Work item:
In full and without alteration, write out the data below.

Data to process:

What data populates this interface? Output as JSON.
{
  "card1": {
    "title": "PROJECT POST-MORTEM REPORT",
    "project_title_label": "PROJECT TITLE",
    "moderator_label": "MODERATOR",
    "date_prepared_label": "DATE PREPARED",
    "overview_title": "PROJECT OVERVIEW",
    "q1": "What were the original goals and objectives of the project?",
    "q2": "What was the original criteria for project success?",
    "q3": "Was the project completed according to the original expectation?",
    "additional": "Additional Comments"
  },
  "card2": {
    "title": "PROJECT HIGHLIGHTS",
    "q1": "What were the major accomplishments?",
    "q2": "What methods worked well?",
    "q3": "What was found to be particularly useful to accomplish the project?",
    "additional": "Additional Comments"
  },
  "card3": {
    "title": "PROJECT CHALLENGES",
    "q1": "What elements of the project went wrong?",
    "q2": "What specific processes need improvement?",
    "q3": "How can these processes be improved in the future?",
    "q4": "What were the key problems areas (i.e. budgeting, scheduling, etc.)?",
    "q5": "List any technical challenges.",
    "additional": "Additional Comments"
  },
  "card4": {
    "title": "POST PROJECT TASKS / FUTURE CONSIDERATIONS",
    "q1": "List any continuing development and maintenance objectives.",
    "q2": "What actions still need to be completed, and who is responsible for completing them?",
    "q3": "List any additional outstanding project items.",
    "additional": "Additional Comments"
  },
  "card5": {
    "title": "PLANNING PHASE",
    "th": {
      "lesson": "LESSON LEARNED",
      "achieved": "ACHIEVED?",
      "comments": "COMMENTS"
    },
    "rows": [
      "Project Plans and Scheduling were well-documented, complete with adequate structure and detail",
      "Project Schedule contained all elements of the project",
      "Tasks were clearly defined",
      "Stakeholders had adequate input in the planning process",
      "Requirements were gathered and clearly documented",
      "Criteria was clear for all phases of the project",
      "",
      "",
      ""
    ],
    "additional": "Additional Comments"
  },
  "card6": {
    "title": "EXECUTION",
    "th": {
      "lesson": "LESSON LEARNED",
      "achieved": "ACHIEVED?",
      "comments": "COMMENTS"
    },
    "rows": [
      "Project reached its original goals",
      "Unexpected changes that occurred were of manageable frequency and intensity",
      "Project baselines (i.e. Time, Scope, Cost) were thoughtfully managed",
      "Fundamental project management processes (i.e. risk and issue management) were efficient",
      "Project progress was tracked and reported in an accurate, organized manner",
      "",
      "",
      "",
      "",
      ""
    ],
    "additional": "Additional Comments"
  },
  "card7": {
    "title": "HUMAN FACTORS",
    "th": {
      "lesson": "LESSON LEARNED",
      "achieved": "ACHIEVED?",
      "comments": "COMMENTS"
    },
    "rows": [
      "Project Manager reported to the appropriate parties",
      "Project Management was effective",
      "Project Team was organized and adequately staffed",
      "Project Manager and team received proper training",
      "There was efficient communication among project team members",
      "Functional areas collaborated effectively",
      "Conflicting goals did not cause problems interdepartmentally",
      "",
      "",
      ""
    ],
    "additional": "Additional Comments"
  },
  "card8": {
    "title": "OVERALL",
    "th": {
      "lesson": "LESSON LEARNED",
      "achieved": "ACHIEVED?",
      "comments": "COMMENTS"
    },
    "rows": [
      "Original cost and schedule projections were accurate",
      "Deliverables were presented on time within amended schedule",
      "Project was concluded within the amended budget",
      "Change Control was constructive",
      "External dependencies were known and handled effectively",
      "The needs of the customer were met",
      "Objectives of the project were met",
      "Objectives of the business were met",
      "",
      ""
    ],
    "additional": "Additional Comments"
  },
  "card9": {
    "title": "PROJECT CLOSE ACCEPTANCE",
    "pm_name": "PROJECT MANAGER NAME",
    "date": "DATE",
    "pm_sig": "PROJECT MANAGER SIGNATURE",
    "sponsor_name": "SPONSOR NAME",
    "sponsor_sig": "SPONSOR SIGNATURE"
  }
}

Task solution:
What data populates this interface? Output as JSON.
{
  "card1": {
    "title": "PROJECT POST-MORTEM REPORT",
    "project_title_label": "PROJECT TITLE",
    "moderator_label": "MODERATOR",
    "date_prepared_label": "DATE PREPARED",
    "overview_title": "PROJECT OVERVIEW",
    "q1": "What were the original goals and objectives of the project?",
    "q2": "What was the original criteria for project success?",
    "q3": "Was the project completed according to the original expectation?",
    "additional": "Additional Comments"
  },
  "card2": {
    "title": "PROJECT HIGHLIGHTS",
    "q1": "What were the major accomplishments?",
    "q2": "What methods worked well?",
    "q3": "What was found to be particularly useful to accomplish the project?",
    "additional": "Additional Comments"
  },
  "card3": {
    "title": "PROJECT CHALLENGES",
    "q1": "What elements of the project went wrong?",
    "q2": "What specific processes need improvement?",
    "q3": "How can these processes be improved in the future?",
    "q4": "What were the key problems areas (i.e. budgeting, scheduling, etc.)?",
    "q5": "List any technical challenges.",
    "additional": "Additional Comments"
  },
  "card4": {
    "title": "POST PROJECT TASKS / FUTURE CONSIDERATIONS",
    "q1": "List any continuing development and maintenance objectives.",
    "q2": "What actions still need to be completed, and who is responsible for completing them?",
    "q3": "List any additional outstanding project items.",
    "additional": "Additional Comments"
  },
  "card5": {
    "title": "PLANNING PHASE",
    "th": {
      "lesson": "LESSON LEARNED",
      "achieved": "ACHIEVED?",
      "comments": "COMMENTS"
    },
    "rows": [
      "Project Plans and Scheduling were well-documented, complete with adequate structure and detail",
      "Project Schedule contained all elements of the project",
      "Tasks were clearly defined",
      "Stakeholders had adequate input in the planning process",
      "Requirements were gathered and clearly documented",
      "Criteria was clear for all phases of the project",
      "",
      "",
      ""
    ],
    "additional": "Additional Comments"
  },
  "card6": {
    "title": "EXECUTION",
    "th": {
      "lesson": "LESSON LEARNED",
      "achieved": "ACHIEVED?",
      "comments": "COMMENTS"
    },
    "rows": [
      "Project reached its original goals",
      "Unexpected changes that occurred were of manageable frequency and intensity",
      "Project baselines (i.e. Time, Scope, Cost) were thoughtfully managed",
      "Fundamental project management processes (i.e. risk and issue management) were efficient",
      "Project progress was tracked and reported in an accurate, organized manner",
      "",
      "",
      "",
      "",
      ""
    ],
    "additional": "Additional Comments"
  },
  "card7": {
    "title": "HUMAN FACTORS",
    "th": {
      "lesson": "LESSON LEARNED",
      "achieved": "ACHIEVED?",
      "comments": "COMMENTS"
    },
    "rows": [
      "Project Manager reported to the appropriate parties",
      "Project Management was effective",
      "Project Team was organized and adequately staffed",
      "Project Manager and team received proper training",
      "There was efficient communication among project team members",
      "Functional areas collaborated effectively",
      "Conflicting goals did not cause problems interdepartmentally",
      "",
      "",
      ""
    ],
    "additional": "Additional Comments"
  },
  "card8": {
    "title": "OVERALL",
    "th": {
      "lesson": "LESSON LEARNED",
      "achieved": "ACHIEVED?",
      "comments": "COMMENTS"
    },
    "rows": [
      "Original cost and schedule projections were accurate",
      "Deliverables were presented on time within amended schedule",
      "Project was concluded within the amended budget",
      "Change Control was constructive",
      "External dependencies were known and handled effectively",
      "The needs of the customer were met",
      "Objectives of the project were met",
      "Objectives of the business were met",
      "",
      ""
    ],
    "additional": "Additional Comments"
  },
  "card9": {
    "title": "PROJECT CLOSE ACCEPTANCE",
    "pm_name": "PROJECT MANAGER NAME",
    "date": "DATE",
    "pm_sig": "PROJECT MANAGER SIGNATURE",
    "sponsor_name": "SPONSOR NAME",
    "sponsor_sig": "SPONSOR SIGNATURE"
  }
}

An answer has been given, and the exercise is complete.